▸ **YOUR TASK**
Where the line containing "Enumerate this screenshot's" appears, begin retyping; continue exactly through the final line of the data. Omit every picture.

▸ **TASK INPUT**
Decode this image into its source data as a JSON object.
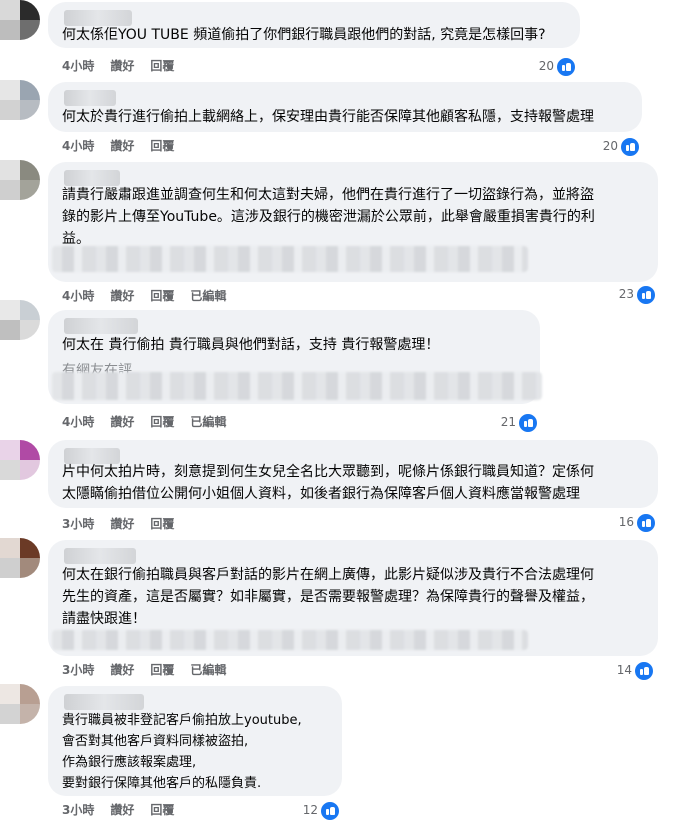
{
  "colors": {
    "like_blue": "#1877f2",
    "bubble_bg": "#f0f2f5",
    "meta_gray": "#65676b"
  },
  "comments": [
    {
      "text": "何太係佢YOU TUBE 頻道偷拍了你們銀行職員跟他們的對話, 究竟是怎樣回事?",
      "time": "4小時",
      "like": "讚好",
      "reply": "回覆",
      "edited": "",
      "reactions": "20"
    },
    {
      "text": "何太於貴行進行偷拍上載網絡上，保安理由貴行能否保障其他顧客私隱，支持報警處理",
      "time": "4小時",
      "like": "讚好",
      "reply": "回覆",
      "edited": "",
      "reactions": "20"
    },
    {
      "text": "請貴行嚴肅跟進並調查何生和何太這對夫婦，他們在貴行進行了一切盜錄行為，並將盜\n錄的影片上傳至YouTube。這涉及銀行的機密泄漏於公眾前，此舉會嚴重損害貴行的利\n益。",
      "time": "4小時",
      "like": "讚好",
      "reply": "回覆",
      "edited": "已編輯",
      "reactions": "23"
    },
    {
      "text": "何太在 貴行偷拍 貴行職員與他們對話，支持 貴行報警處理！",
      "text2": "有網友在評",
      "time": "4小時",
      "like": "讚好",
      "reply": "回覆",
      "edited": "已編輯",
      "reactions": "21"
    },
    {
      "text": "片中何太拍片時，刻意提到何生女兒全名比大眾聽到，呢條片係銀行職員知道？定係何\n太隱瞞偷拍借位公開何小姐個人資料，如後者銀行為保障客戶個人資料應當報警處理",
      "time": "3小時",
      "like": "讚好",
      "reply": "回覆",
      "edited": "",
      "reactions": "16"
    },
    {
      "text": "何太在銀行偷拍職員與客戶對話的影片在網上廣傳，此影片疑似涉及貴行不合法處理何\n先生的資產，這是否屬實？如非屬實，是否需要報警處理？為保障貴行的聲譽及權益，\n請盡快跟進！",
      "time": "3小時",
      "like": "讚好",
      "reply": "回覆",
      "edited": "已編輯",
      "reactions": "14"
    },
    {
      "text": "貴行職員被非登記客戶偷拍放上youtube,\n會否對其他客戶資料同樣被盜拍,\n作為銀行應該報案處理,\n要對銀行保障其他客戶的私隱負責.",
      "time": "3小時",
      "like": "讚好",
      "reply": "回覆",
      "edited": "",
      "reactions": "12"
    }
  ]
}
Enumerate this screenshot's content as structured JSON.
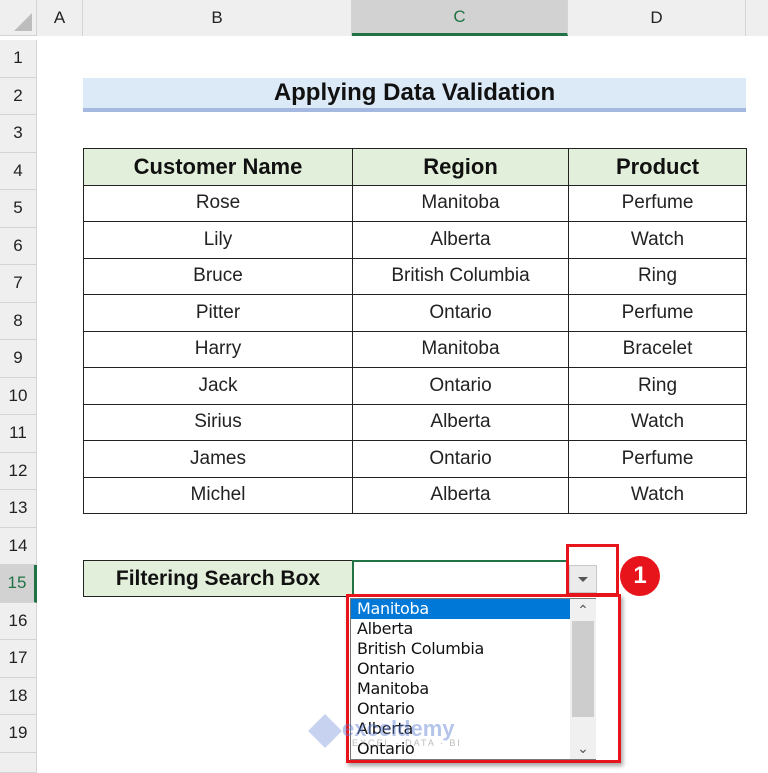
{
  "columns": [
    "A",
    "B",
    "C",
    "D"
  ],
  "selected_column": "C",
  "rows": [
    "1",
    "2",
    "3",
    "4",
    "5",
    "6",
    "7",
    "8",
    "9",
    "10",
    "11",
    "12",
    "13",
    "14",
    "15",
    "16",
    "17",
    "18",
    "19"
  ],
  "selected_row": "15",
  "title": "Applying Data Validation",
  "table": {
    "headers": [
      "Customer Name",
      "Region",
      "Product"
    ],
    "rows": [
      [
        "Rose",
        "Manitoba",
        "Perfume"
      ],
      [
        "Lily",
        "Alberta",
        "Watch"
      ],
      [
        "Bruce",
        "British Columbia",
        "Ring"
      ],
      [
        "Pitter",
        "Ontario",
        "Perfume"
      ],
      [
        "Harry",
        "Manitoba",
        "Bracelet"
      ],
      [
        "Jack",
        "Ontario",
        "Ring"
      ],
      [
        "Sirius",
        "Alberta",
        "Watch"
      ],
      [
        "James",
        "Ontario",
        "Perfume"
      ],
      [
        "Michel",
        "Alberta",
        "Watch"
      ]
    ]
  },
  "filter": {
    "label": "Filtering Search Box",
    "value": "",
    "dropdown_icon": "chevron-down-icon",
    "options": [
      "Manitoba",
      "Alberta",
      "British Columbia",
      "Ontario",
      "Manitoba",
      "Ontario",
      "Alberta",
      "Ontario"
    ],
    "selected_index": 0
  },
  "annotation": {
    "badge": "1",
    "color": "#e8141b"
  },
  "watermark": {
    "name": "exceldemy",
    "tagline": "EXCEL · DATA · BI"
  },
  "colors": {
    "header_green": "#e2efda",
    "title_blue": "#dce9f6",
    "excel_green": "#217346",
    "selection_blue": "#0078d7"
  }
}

▸ **FINISHED EXERCISE**
Enumerate this screenshot's content as structured JSON.
{
  "columns": [
    "A",
    "B",
    "C",
    "D"
  ],
  "selected_column": "C",
  "rows": [
    "1",
    "2",
    "3",
    "4",
    "5",
    "6",
    "7",
    "8",
    "9",
    "10",
    "11",
    "12",
    "13",
    "14",
    "15",
    "16",
    "17",
    "18",
    "19"
  ],
  "selected_row": "15",
  "title": "Applying Data Validation",
  "table": {
    "headers": [
      "Customer Name",
      "Region",
      "Product"
    ],
    "rows": [
      [
        "Rose",
        "Manitoba",
        "Perfume"
      ],
      [
        "Lily",
        "Alberta",
        "Watch"
      ],
      [
        "Bruce",
        "British Columbia",
        "Ring"
      ],
      [
        "Pitter",
        "Ontario",
        "Perfume"
      ],
      [
        "Harry",
        "Manitoba",
        "Bracelet"
      ],
      [
        "Jack",
        "Ontario",
        "Ring"
      ],
      [
        "Sirius",
        "Alberta",
        "Watch"
      ],
      [
        "James",
        "Ontario",
        "Perfume"
      ],
      [
        "Michel",
        "Alberta",
        "Watch"
      ]
    ]
  },
  "filter": {
    "label": "Filtering Search Box",
    "value": "",
    "dropdown_icon": "chevron-down-icon",
    "options": [
      "Manitoba",
      "Alberta",
      "British Columbia",
      "Ontario",
      "Manitoba",
      "Ontario",
      "Alberta",
      "Ontario"
    ],
    "selected_index": 0
  },
  "annotation": {
    "badge": "1",
    "color": "#e8141b"
  },
  "watermark": {
    "name": "exceldemy",
    "tagline": "EXCEL · DATA · BI"
  },
  "colors": {
    "header_green": "#e2efda",
    "title_blue": "#dce9f6",
    "excel_green": "#217346",
    "selection_blue": "#0078d7"
  }
}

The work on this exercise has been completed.